Rock County has signed an offer to buy the vacant Pick ‘n Save building on Janesville’s south side and plans to turn the former grocery store into a new human services complex.
County officials said Wednesday all human services programs—except those offered at Beloit’s Eclipse Center—will shift to the 129,000-square-foot building at 1717 S. Center Ave. likely by late 2020 or early 2021. The county expects to close on the property by June 17.
The purchase agreement, which includes the building and adjoining parking lots for $4.4 million, must be approved by the Rock County Board.
Developer Jim Grafft and his family bought the property in January 2018 for about $2.9 million. The building has sat vacant since Pick ‘n Save moved out in November 2017.
County Administrator Josh Smith, county board Chairman Russ Podzilni, Director of Human Services Kate Luster and Facilities Management Director Brent Sutherland made the purchase public Wednesday afternoon in an interview with The Gazette.
The purchase is the county’s first step in its facilities master plan, which recommends razing the 47-year-old health care center on County F near the jail and relocating to a new facility.
A Milwaukee architectural firm unveiled the master plan in September.
The health care center currently houses offices for the Department of Human Services behavioral health program; Children, Youth and Families program; and administrative staff. Other department services are offered at the Rock County Job Center, Eclipse Center in Beloit and at facilities on Franklin and Court streets in Janesville.
Other recommendations in the master plan include a new Huber dormitory, an expansion of the Rock County Sheriff’s Office and Rock County Jail, and nearly $15 million in improvements to the Rock County 4-H Fairgrounds.
About $150 million in facilities upgrades are detailed in the master plan. Officials said Wednesday the health care center likely will be vacated and could be razed in 2024.
Upgrades to the vacant store—including remodeling, buying furniture, engineering and parking lot resurfacing—will cost about $17 million, officials said. In all, the move is estimated to cost $20.5 million.
The Rock County Medical Examiner’s Department, the county’s IT department and emergency operations also are located in the health care center. It’s unclear where those departments will be moved, officials said.
Smith said the general services committee could vote on a resolution May 21 authorizing the purchase and amending the county budget to buy the property using the general fund balance. The full board could vote on the resolution May 23.

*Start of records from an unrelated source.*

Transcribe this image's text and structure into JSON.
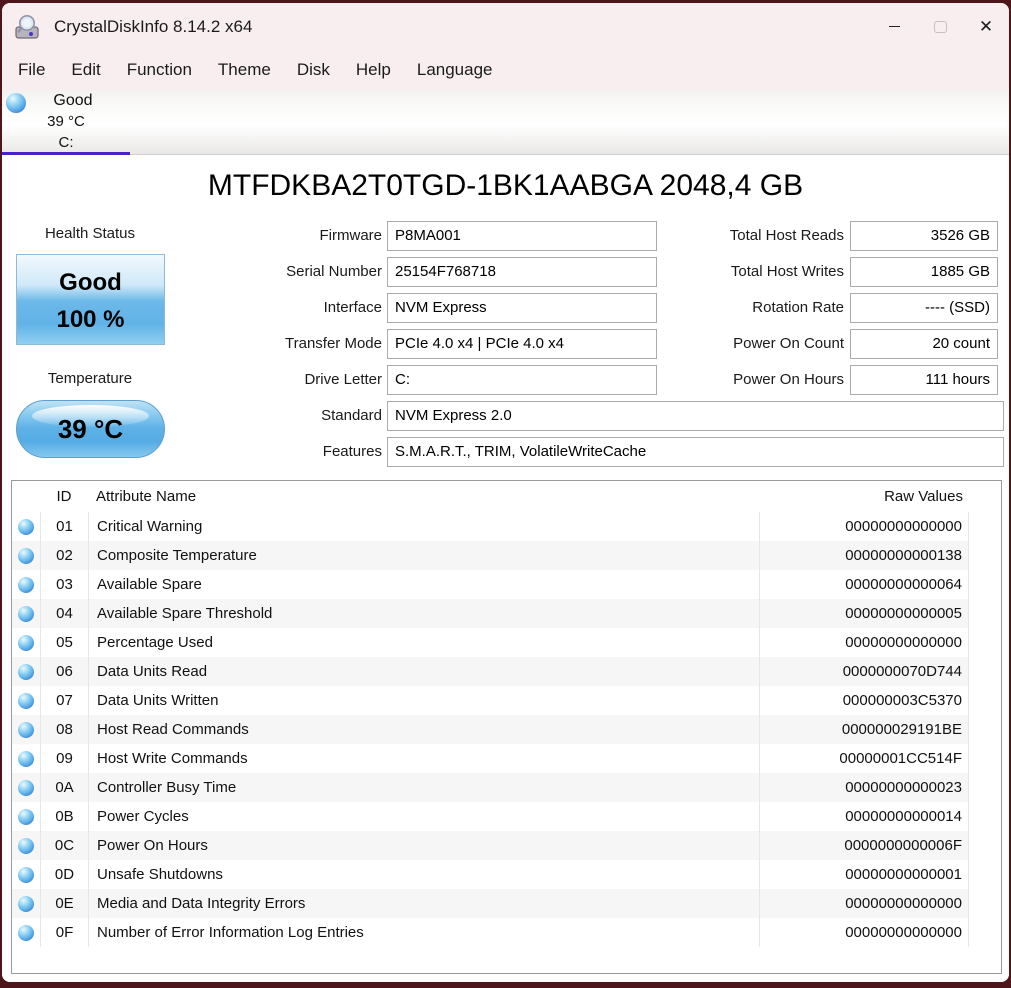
{
  "window": {
    "title": "CrystalDiskInfo 8.14.2 x64"
  },
  "icons": {
    "app_icon": "magnifier-over-disk",
    "minimize": "thin-dash",
    "maximize": "rounded-square-disabled",
    "close": "✕",
    "status_orb": "glossy-blue-sphere"
  },
  "menu": {
    "items": [
      "File",
      "Edit",
      "Function",
      "Theme",
      "Disk",
      "Help",
      "Language"
    ]
  },
  "drive_tab": {
    "status": "Good",
    "temperature": "39 °C",
    "letter": "C:",
    "selected": true
  },
  "drive": {
    "model": "MTFDKBA2T0TGD-1BK1AABGA 2048,4 GB",
    "health": {
      "label": "Health Status",
      "status": "Good",
      "percent": "100 %"
    },
    "temperature": {
      "label": "Temperature",
      "value": "39 °C"
    },
    "fields_left": [
      {
        "label": "Firmware",
        "value": "P8MA001"
      },
      {
        "label": "Serial Number",
        "value": "25154F768718"
      },
      {
        "label": "Interface",
        "value": "NVM Express"
      },
      {
        "label": "Transfer Mode",
        "value": "PCIe 4.0 x4 | PCIe 4.0 x4"
      },
      {
        "label": "Drive Letter",
        "value": "C:"
      }
    ],
    "fields_wide": [
      {
        "label": "Standard",
        "value": "NVM Express 2.0"
      },
      {
        "label": "Features",
        "value": "S.M.A.R.T., TRIM, VolatileWriteCache"
      }
    ],
    "fields_right": [
      {
        "label": "Total Host Reads",
        "value": "3526 GB"
      },
      {
        "label": "Total Host Writes",
        "value": "1885 GB"
      },
      {
        "label": "Rotation Rate",
        "value": "---- (SSD)"
      },
      {
        "label": "Power On Count",
        "value": "20 count"
      },
      {
        "label": "Power On Hours",
        "value": "111 hours"
      }
    ]
  },
  "smart_table": {
    "headers": {
      "id": "ID",
      "name": "Attribute Name",
      "raw": "Raw Values"
    },
    "rows": [
      {
        "id": "01",
        "name": "Critical Warning",
        "raw": "00000000000000",
        "status": "good"
      },
      {
        "id": "02",
        "name": "Composite Temperature",
        "raw": "00000000000138",
        "status": "good"
      },
      {
        "id": "03",
        "name": "Available Spare",
        "raw": "00000000000064",
        "status": "good"
      },
      {
        "id": "04",
        "name": "Available Spare Threshold",
        "raw": "00000000000005",
        "status": "good"
      },
      {
        "id": "05",
        "name": "Percentage Used",
        "raw": "00000000000000",
        "status": "good"
      },
      {
        "id": "06",
        "name": "Data Units Read",
        "raw": "0000000070D744",
        "status": "good"
      },
      {
        "id": "07",
        "name": "Data Units Written",
        "raw": "000000003C5370",
        "status": "good"
      },
      {
        "id": "08",
        "name": "Host Read Commands",
        "raw": "000000029191BE",
        "status": "good"
      },
      {
        "id": "09",
        "name": "Host Write Commands",
        "raw": "00000001CC514F",
        "status": "good"
      },
      {
        "id": "0A",
        "name": "Controller Busy Time",
        "raw": "00000000000023",
        "status": "good"
      },
      {
        "id": "0B",
        "name": "Power Cycles",
        "raw": "00000000000014",
        "status": "good"
      },
      {
        "id": "0C",
        "name": "Power On Hours",
        "raw": "0000000000006F",
        "status": "good"
      },
      {
        "id": "0D",
        "name": "Unsafe Shutdowns",
        "raw": "00000000000001",
        "status": "good"
      },
      {
        "id": "0E",
        "name": "Media and Data Integrity Errors",
        "raw": "00000000000000",
        "status": "good"
      },
      {
        "id": "0F",
        "name": "Number of Error Information Log Entries",
        "raw": "00000000000000",
        "status": "good"
      }
    ]
  },
  "colors": {
    "accent_underline": "#4a23c8",
    "titlebar_pink": "#f8eef0",
    "health_blue": "#61b3e7",
    "desktop_background": "#4e161a",
    "alt_row": "#f6f6f6"
  }
}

Smith said the county likely will borrow money later this year to pay back the $4.4 million siphoned from the general fund balance.
Luster praised the purchase Wednesday, saying consolidating human services programs in a centrally located building near public transit will foster a more hospitable environment for clients and employees.
All divisions of human services in Janesville will be moved to the new building, except for the youth services center. The divisions that will move include the Aging and Disability Resource Center; Economic Support Services; Comprehensive Community Services; Children, Youth and Families, including Child Protective Services; and behavioral health, including outpatient services, crisis intervention and treatment court.
An estimated 350 human services employees will relocate to the new building, Sutherland said.
“Having a centralized site will just lend itself to better care, more efficiencies and employee satisfaction, too,” Luster said. “...I really do see this as a great opportunity. ...We imagine that there will be a new, welcoming, comprehensive environment for folks who need human services in the future.”
Officials said human services employees will have input in the building’s design. In a Wednesday memo to staff, Luster wrote the “extensive” renovations are intended to “make this a welcoming and modern workplace and service environment.”
Officials left the door open to possibly selling a slice of the property’s vast parking lot. Smith said the county won’t know how much parking space it will need until after meeting with engineers and architects.
Design and development are tentatively scheduled from August to September, with bidding opening in early 2020 and construction beginning in April 2020.
Smith said everything in the Rock County Job Center, which the county owns, will be moved to the new building, including job center partners that are not county agencies.
“The intent is to be able to move everybody, which means, in the future, the job center is empty,” Smith said. “…Is that any opportunity at some point to dispose of that asset? Yeah, maybe.”
The purchase comes as some south-side residents clamor for new development and a neighborhood grocery store to replace Pick ‘n Save.
Podzilni said the county didn’t buy the building to enhance the south side, but officials realize it will have an “ancillary effect” there, which should be “very encouraging to other businesses,” he said.
Smith added, “Hopefully, it will be an economic assist for the south side of Janesville.”